Headphones for the studio
Headphones are a great tool to have in any kind of recording studio. They can have high fidelity sound, often at a reasonably low price.
You’ll use headphones for checking your mixes, as a monitor for the artist to hear themselves, and the backing track, and as a reference during mixing and mastering.
I don’t recommend doing the bulk of mixing and mastering using headphones, because ear fatigue seems to be more pronounced when using headphones, and you will lose the ability to have sound judgment. I’ll use headphones for mixing if I’m on the road, and want to get a good start on a song, and I use them as a reference. I also use the same headphones for casual music listening, so that I know how a mix should sound through them.
Often, after a few hours of mixing a song through my main speakers, putting on the headphones can be like getting a second opinion. I’ll notice the lead vocals aren’t the right volume, I’ll notice the trumpet clashing with the synth at 8khz. I’ll also usually notice things in the bass.

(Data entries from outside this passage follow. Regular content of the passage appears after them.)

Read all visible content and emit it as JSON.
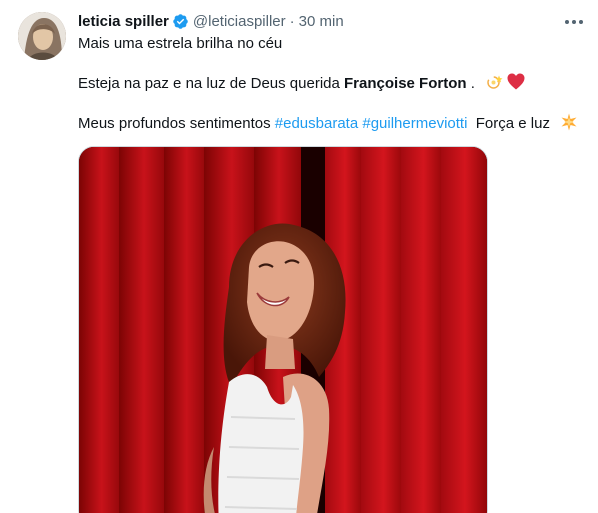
{
  "tweet": {
    "display_name": "leticia spiller",
    "handle": "@leticiaspiller",
    "separator": "·",
    "time": "30 min",
    "line1": "Mais uma estrela brilha no céu",
    "line2_prefix": "Esteja na paz e na luz de Deus querida ",
    "line2_bold": "Françoise Forton",
    "line2_suffix": " .",
    "line3_prefix": "Meus profundos sentimentos ",
    "hashtag1": "#edusbarata",
    "hashtag2": "#guilhermeviotti",
    "line3_suffix": "  Força e luz",
    "emojis": [
      "dizzy-emoji",
      "red-heart-emoji",
      "glowing-star-emoji"
    ]
  },
  "colors": {
    "link": "#1d9bf0",
    "secondary_text": "#536471",
    "verified_badge": "#1d9bf0",
    "curtain_red": "#b30d0d"
  }
}
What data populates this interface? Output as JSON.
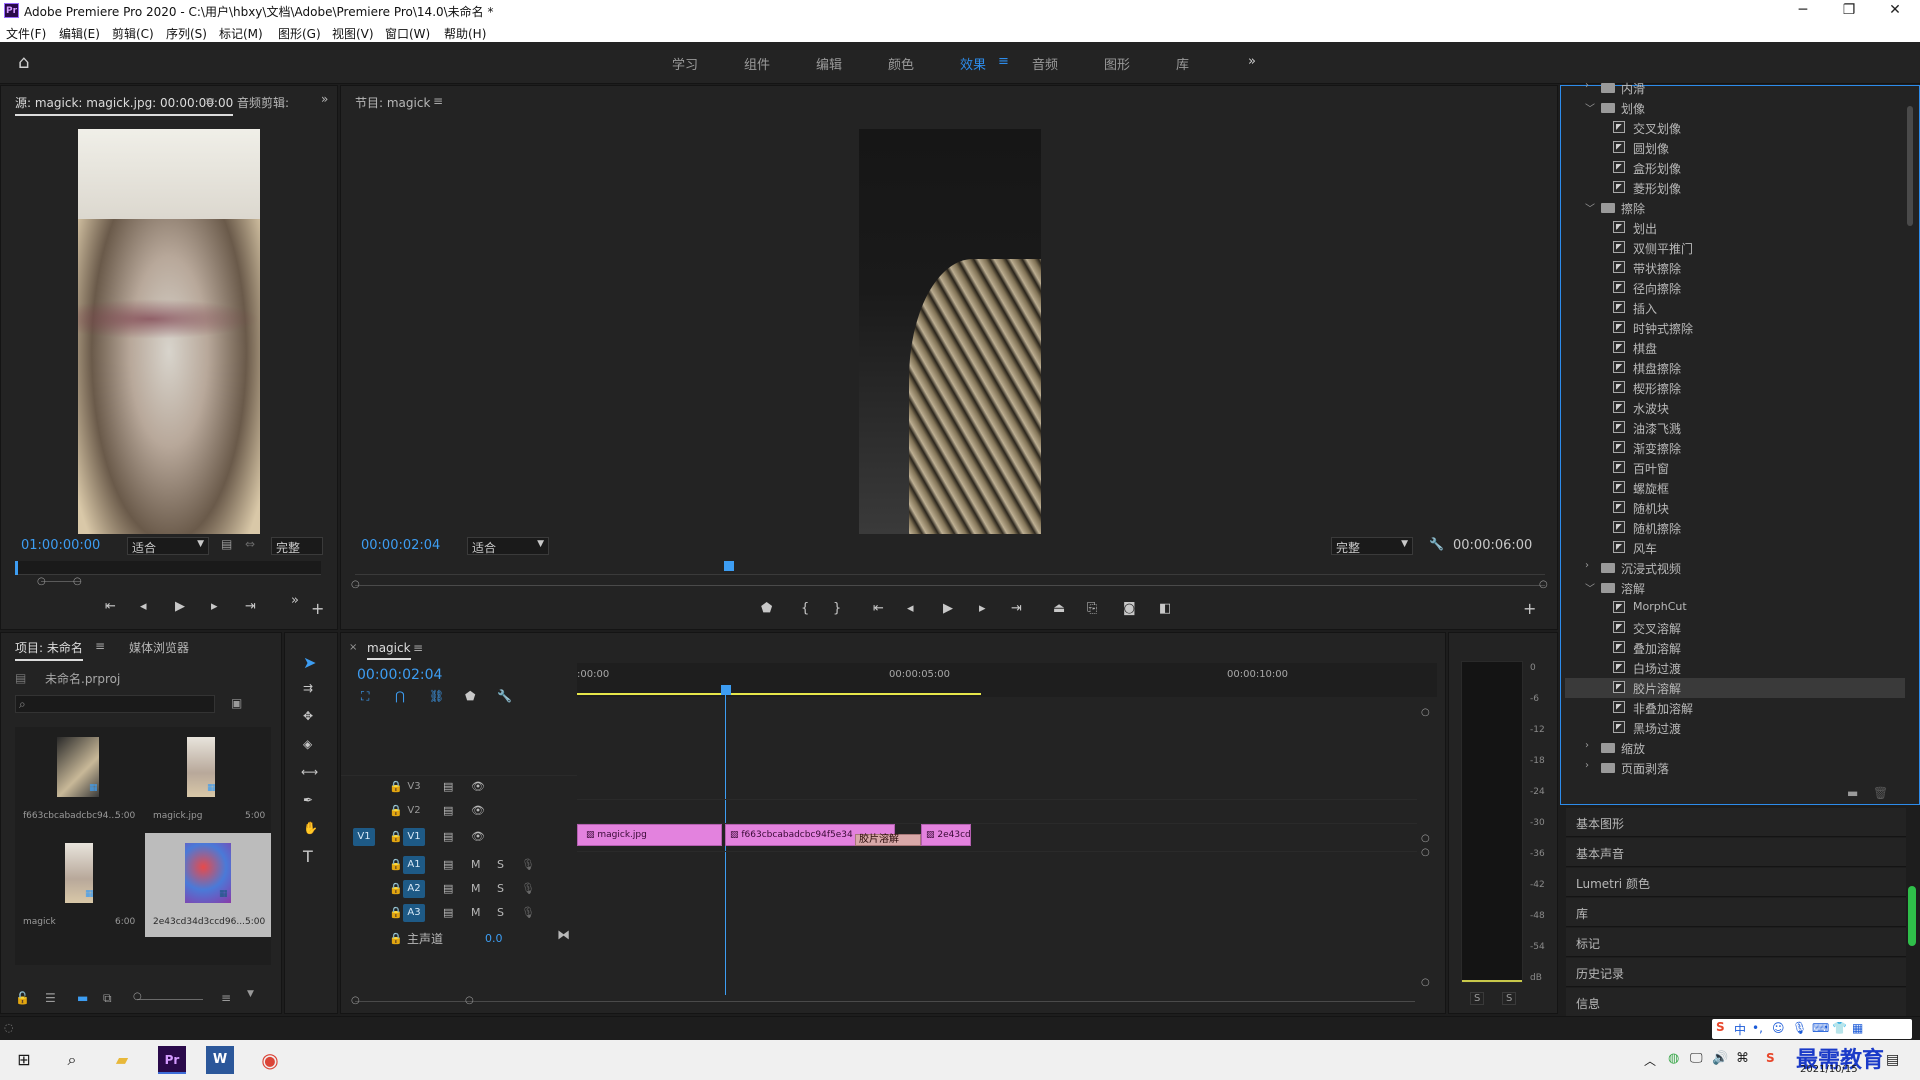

Headphones are also a critical component for me in the mastering phase. Because I mix and master in the same studio, I use a couple different pairs of headphones to really get a good sense of how the mix sounds, and will translate onto other systems.
I use the iSK HD-9999’s to get a good feel for the overall sound. They have deep bass, and are pretty smooth right up to the high trebles. If there are treble issues, I’m really able to notice it, and fix it with these headphones. Then I use the iSK MDH-9000 headphones to check the bass. These headphones have a bit prominent in the bass, much like many consumer headphones, so when there’s something conflicting, or just not right sounding, they bring it out a little more.
There are open back headphones, and closed back headphones.
Closed back headphones house the speaker driver within a sealed enclosure. This offers the best isolation, with minimal sound bleed in or out. This is ideal in a recording setting where you don’t want the headphone mix bleeding into the microphone. It’s also beneficial to reject outside noise coming in, such as a nearby drummer, so you can still hear the click track.
Open back headphones allow the speaker driver to be open to the air. The advantage of this is a more natural sound, because the sealed enclosure will effect the sound.
The iSK HD-9999’s are closed back, so they have really good isolation, and they attempt to mimic the effect of open back headphones by utilizing a fairly large enclosure.
When purchasing headphones, look for a comfortable fit. Light weight also helps, as you may find yourself wearing them for hours on end.
Also look for an even frequency response across the lows, mids, and treble. Listen for clarity, and the most natural sound.
What you want to avoid is headphones that boost certain frequencies, or attempt to make music sound better. Many consumer headphones are known for doing this. When using the headphone as a monitor, they will give you a skewed perception of the sound, and be detrimental to your performance or your mix.
Also, for studio purposes, you do not want noise canceling, or wireless headphones. These are always consumer grade, which means they are designed to sound good, but not designed to be accurate. They also have their own built in amplifier, which will generally be not as good as the headphone jack in your recording interface. Also worth note is the inconvenience of wireless headphones. They can only be used with a device they are synchronized to, they are subject to interference, and if you forget to charge the battery, you can’t use them at all. So, for studio purposes, stick with wired headphones.